The stigma and shame surrounding mental illness takes a toll on family members, making it difficult to find support when someone you love has mental illness. Here are five ways we can love someone with mental illness and still love ourselves :. For resources on teens and mental health, click KidsHealth. Encourage and model self-care and wellness. To function at our best we all need to exercise, eat healthy, and get enough sleep.
This is especially true for people with a mental illness. You can help by inviting your loved one to join you in healthy lifestyle choices.
What It’s Really Like to Date When You Have a Mental Illness
If you are dating a girl with a mental illness, toss your preconceived notions aside and try to see the world from our point of view. Here are 17 things you should know about dating a girl with mental illness. Why are women with a mental illness self-conscious? Society puts a ridiculous amount of pressure on women to be flawless in every area, including our mind.
One risk is that someone pulls away at once because he can’t deal with your history of mental illness, but another is that he pulls away later.
I have struggled with mental illness, off and on, for most of my life. It can be debilitating and has resulted in numerous hospitalizations. I also have extensive scarring on my arms from self-harm episodes. But I have a successful career and fully support myself; most people who know me have no idea that I am mentally ill. After ending a decade-long relationship, I am now thinking of dating again.
My question is: At what point do I disclose my mental illness, its history and its effects? Name Withheld. Some of what honesty requires reflects social conventions.
Dating someone with a mental illness: 7 steps that will support a happy, healthy relationship
Because I have been living with and married to someone with mental illness for about 18 years, and I feel I can offer some help on how to navigate a situation such as this. He has been suffering for many years, and is currently receiving weekly CBT cognative behavioural therapy councelling for obsessive compulsive personality disorder OCPD. I am ashamed to say that I did not understand it, nor support it until the last few years when I started to suffer with mental illness myself.
My mum suffered with eating disorders, PTSD and anxiety for as long as I can remember, and I found it really hard to deal with. Then I get together with my husband, who suffers terribly with OCPD, and who has been on a high dose of meds for many years.
Mental health problems linger, often for entire lifetimes, receding and flaring up, requiring different responses for different people. They demand.
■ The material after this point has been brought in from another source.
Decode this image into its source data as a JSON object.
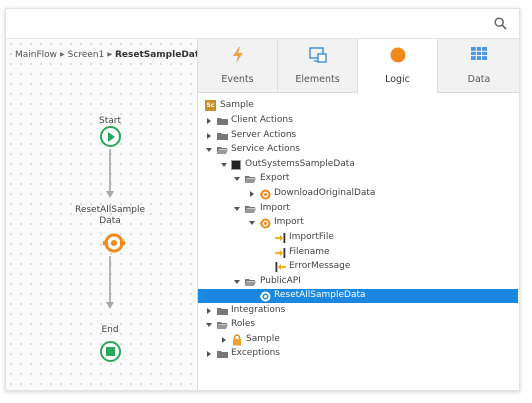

Dating is hard enough as it is. What about his or her mental health history? Still, here are a few suggestions for how to try to make it work with a significant other who is struggling, or how to let them go. It is just another part of his or her identity. It is another layer that you must now decide whether or not you can not only tolerate, but accept and live with. Buckle your seat belt. Some days will be effortless, and others may be draining.